The Chinese government is considering details of a national strategy to increase broadband Internet connectivity country wide.
Nine Ministries and the National Development and Reform Commission, which had jointly worked on an elaborate proposal, were scheduled to submit the plan to the State Council in the second half of June. The Broadband China Project aims to deliver fibre optic communication in urban areas and make broadband services more widely available in rural areas.
The State Council is expected to take two months to study the plan before a decision is announced.
Spokesperson for the Ministry of Industry and Information Technology (MIIT) Li Lingwei told E&T the project will speed up the pace of delivering the next generation of Internet connectivity and cable television in China.
“It will also focus on R&D in relevant fields like chipsets and software,” Li said.
China aims to deliver broadband connectivity to 35 million households in 2012. As of 30 April, there were 159 million broadband subscribers, a penetration rate of 11.7 per cent.
Li said that although the number of subscribers has increased steadily since 2010, China is still far behind compared to some developing countries.
China has set a goal to have an average bandwidth of 20 megabits per second (Mbps) in urban areas and 4Mbps in the rural areas.
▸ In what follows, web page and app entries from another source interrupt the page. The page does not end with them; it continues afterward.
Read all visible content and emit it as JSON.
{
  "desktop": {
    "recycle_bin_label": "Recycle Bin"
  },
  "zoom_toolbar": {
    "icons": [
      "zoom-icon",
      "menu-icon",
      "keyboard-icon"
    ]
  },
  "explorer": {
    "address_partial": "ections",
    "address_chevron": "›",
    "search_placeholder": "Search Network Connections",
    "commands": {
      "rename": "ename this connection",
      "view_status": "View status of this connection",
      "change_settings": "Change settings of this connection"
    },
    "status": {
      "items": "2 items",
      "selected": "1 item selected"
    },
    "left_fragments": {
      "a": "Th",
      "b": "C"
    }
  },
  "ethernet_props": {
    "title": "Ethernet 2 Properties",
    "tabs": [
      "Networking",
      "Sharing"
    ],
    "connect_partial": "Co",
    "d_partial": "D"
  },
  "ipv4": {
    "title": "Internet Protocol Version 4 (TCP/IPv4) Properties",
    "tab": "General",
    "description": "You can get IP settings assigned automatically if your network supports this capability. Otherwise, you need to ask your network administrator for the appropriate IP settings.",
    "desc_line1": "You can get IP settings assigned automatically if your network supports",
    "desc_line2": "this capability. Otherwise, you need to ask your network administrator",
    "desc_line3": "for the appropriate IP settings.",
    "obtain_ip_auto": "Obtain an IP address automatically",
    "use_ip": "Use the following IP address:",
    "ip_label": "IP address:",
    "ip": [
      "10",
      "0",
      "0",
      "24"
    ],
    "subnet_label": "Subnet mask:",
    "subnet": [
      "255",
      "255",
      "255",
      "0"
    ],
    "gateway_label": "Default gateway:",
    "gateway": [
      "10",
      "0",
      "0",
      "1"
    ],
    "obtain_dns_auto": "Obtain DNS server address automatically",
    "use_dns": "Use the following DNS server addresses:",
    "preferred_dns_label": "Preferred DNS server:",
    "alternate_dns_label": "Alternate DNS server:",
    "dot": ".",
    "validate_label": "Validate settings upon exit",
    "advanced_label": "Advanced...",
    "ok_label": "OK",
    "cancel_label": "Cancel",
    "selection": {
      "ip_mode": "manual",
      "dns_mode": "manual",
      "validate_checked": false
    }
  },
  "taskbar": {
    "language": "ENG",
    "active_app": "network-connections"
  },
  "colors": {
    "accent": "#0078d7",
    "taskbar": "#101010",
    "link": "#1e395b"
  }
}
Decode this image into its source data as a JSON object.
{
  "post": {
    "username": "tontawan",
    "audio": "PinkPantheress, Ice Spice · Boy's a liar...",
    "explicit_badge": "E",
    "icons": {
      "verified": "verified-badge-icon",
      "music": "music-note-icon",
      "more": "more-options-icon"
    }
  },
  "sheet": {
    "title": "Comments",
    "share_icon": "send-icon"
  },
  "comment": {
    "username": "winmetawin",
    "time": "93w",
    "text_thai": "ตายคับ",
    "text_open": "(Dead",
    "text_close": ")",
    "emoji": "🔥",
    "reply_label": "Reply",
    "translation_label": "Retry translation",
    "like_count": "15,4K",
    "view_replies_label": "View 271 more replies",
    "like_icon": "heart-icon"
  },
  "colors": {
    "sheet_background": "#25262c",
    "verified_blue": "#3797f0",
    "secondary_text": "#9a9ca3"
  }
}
For major cities like Beijing, Shanghai, Guangzhou Hangzhou and Kunming the aim is to have a bandwidth of 100Mbps.
China’s telecom operators are investing a total of $58bn in 2012 for broadband infrastructure construction, an increase of 10 per cent over last year.
In May, Alcatel-Lucent Shanghai Bell announced a contract worth over $120m with China Telecom for network equipment that will contribute to the deployment of fibre-to-the-home across all 31 of China’s provinces, bringing services such as IPTV, video-on-demand and voice-over-IP to millions of households.